One staff member shared a few facts she had memorized about theClinton papers, the ďlibrary.Ē Apparently the ones in the museumrepresented only 1% of the actual amount. The other papers arestored in archives on site and will be made available to thepublic soon. The ones in the museum were in boxes, on shelves,secured by metal bars, so you couldnít read those either.
Thatís not really a library in my mind, but
I didnít want to gothrough all those papers anyway. I was interested in the DarylHammon video and the Oval Office replica. I also liked Chelseaístiny ballet shoes, displayed under glass. I wondered if she everwants them back?
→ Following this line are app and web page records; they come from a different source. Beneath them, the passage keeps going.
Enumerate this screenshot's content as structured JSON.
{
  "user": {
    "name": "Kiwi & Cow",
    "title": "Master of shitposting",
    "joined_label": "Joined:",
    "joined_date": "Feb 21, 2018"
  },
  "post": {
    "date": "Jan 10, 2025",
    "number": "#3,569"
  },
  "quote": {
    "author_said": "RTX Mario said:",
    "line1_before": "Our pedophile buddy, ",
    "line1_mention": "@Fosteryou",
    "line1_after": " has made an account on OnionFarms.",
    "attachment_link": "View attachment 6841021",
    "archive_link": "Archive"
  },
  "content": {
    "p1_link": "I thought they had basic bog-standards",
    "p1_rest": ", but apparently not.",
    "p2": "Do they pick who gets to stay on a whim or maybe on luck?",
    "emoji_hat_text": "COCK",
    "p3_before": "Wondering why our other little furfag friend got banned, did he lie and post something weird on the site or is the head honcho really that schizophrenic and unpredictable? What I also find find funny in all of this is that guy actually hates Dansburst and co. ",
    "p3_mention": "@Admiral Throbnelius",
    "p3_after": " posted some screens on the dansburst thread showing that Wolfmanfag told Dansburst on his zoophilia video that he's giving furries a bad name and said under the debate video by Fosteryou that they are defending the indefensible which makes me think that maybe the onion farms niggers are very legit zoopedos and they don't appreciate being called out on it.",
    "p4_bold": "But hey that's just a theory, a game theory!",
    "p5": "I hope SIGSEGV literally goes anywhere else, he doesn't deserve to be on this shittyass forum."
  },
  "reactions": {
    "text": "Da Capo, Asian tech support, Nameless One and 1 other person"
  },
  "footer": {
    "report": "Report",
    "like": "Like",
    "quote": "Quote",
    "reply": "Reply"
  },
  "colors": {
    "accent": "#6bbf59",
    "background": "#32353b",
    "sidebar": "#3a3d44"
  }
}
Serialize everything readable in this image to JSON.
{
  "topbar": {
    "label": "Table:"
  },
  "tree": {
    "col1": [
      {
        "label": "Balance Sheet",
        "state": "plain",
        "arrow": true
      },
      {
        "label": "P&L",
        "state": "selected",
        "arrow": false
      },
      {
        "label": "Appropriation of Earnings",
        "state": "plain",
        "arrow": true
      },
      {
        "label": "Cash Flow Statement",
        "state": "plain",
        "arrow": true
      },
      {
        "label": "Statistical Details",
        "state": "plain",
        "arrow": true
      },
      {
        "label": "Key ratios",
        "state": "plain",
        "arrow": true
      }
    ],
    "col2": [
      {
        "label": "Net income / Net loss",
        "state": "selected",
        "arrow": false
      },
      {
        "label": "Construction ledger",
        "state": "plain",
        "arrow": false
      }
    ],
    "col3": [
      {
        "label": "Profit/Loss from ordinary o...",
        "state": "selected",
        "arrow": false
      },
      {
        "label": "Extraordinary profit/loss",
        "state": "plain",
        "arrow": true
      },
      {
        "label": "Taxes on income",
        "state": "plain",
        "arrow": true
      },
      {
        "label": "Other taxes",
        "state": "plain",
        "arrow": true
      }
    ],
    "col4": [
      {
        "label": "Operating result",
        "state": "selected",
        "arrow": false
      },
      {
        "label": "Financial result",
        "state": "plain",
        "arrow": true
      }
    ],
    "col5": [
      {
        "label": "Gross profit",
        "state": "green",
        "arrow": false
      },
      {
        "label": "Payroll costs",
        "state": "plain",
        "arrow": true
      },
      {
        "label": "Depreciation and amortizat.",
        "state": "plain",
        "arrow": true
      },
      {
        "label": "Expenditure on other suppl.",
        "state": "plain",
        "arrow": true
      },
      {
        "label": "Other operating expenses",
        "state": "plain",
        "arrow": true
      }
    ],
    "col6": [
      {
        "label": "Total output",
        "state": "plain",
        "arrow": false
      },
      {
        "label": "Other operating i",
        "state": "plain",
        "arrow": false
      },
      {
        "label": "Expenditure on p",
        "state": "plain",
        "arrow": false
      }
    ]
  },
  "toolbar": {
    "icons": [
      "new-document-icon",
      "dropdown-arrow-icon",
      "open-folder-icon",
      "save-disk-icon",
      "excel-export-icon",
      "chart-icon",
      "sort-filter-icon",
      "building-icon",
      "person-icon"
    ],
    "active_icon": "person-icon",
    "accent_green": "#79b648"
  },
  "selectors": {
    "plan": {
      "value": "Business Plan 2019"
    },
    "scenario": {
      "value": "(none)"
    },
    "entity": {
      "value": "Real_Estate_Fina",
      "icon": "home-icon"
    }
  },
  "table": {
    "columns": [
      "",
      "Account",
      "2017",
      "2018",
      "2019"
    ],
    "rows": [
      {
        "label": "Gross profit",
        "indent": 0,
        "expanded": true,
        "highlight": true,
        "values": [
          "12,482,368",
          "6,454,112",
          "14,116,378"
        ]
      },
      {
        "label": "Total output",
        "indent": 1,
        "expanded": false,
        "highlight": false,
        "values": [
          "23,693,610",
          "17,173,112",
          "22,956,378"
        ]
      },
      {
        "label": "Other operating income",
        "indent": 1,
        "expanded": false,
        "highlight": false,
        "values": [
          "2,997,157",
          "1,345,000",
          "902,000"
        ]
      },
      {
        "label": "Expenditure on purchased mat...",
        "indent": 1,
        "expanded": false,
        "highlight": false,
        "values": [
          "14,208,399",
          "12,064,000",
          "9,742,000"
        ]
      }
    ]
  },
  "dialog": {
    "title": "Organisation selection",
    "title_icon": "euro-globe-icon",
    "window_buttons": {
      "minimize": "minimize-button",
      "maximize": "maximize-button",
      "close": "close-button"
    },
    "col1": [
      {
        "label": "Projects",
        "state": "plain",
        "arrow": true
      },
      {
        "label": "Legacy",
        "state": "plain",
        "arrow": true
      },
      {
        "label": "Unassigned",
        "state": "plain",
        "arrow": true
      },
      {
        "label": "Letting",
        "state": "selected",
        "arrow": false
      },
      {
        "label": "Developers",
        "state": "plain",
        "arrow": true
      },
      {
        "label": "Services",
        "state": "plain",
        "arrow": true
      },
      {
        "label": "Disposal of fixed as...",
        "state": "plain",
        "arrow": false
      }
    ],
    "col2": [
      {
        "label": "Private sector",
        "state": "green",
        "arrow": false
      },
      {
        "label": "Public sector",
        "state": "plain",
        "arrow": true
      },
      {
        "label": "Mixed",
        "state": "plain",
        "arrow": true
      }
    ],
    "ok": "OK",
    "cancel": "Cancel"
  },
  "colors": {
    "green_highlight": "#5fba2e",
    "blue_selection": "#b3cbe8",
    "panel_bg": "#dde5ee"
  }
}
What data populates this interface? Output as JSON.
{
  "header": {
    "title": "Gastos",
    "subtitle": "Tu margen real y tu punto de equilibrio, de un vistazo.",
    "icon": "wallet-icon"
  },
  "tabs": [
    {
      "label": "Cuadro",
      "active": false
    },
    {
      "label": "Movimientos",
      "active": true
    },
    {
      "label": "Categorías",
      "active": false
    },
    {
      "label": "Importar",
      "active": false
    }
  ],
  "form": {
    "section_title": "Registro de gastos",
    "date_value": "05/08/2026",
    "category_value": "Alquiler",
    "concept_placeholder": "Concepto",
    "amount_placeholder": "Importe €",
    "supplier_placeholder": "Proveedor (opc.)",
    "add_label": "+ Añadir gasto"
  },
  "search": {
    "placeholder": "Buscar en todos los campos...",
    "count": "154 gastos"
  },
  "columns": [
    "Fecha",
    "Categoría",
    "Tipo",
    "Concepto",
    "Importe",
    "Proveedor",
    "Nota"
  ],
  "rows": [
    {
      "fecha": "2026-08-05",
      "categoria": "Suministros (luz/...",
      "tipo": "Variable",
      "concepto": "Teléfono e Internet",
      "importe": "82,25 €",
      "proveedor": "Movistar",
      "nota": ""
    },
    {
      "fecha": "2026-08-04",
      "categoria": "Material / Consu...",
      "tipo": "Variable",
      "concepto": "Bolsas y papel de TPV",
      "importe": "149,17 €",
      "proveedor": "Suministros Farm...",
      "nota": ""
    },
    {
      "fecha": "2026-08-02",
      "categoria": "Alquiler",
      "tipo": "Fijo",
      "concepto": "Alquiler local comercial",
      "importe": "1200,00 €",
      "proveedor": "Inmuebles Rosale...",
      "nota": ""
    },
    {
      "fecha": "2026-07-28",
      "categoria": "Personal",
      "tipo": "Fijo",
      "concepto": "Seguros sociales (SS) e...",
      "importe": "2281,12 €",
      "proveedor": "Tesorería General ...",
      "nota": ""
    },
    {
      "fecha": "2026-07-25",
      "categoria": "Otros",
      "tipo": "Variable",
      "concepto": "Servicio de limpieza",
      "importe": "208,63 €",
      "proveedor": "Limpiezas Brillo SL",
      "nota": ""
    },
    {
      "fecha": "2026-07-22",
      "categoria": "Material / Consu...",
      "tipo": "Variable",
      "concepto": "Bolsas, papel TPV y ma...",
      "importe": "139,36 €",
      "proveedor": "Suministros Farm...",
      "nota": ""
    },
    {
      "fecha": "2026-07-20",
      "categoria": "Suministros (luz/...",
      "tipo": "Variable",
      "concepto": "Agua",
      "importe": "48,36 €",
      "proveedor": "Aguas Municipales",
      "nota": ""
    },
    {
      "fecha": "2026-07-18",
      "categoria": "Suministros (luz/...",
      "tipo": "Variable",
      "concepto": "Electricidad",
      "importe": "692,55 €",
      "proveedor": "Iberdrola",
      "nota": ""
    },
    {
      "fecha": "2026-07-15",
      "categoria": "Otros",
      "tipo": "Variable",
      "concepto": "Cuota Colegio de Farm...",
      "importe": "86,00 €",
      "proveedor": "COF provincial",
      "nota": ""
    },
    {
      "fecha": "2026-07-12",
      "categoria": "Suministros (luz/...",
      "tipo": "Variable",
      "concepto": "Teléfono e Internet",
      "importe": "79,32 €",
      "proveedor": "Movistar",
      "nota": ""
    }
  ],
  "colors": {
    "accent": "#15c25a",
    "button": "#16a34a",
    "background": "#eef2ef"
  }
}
The building is floored throughout with light stained hardwood.Very beautiful. The day was overcast, but the whole place wasstill flooded with light, as you might guess from all thewindows. Photographers will be thankful, because you arenítallowed to use a flash. Thatís one point the entire staff isclear on.
How many times would you have to flash a replica Cabinet memberchair to fade the original, 1,500 miles away in Washington? Ididnít get it; but Iím sure they have good reasons.
The elevators are on the first floor in the main lobby. Thereare also stairs and an escalator to the second floor. There areseveral tidy bathrooms at different location in the building,all very accessible.
Floor space is plentiful, the exhibits are layed out well, andcrowds flowed well. Only a few times people got congested aroundsome of the videos that play throughout the building.
Inside the main row of exhibits in the museum, Clintonís voicecan be heard from several (3-6) speakers at any one locationsimultaneously. The ambience was lively, and the effect wasenergizing, though it wore me out after a couple hours. Not sowith Craig, he stayed a total of 7 hours until they closed at5:00 PM.
On the 2 Ė 300 yard stroll back to the parking lot, I ducked inMr. Clintonís new School of Public Service. Itís housed in thered brick, historic Choctaw Train Station. The builders havedone a very classy remodel. It certainly seemed an upliftingatmosphere for improving your brain cells.
Before opening my car door, I did a slow 360 to take in thepanorama. Huge lawns of sod and landscaping are just taking rootaround the Clinton Library. The city skyline is blossoming withfresh, invigorating building projects. The River Market districthas a new energy with its trolley, mounted police, and a riverwalk (soon to connect with North Little Rock across the nowdefunct train trestle in front of the Clinton Library). AlsoHeifer Project International Village Complex is being built nextdoor.
Downtown Little Rock is becoming a fun spot. Driving away Ilooked
forward to another lazy afternoon exploring the area.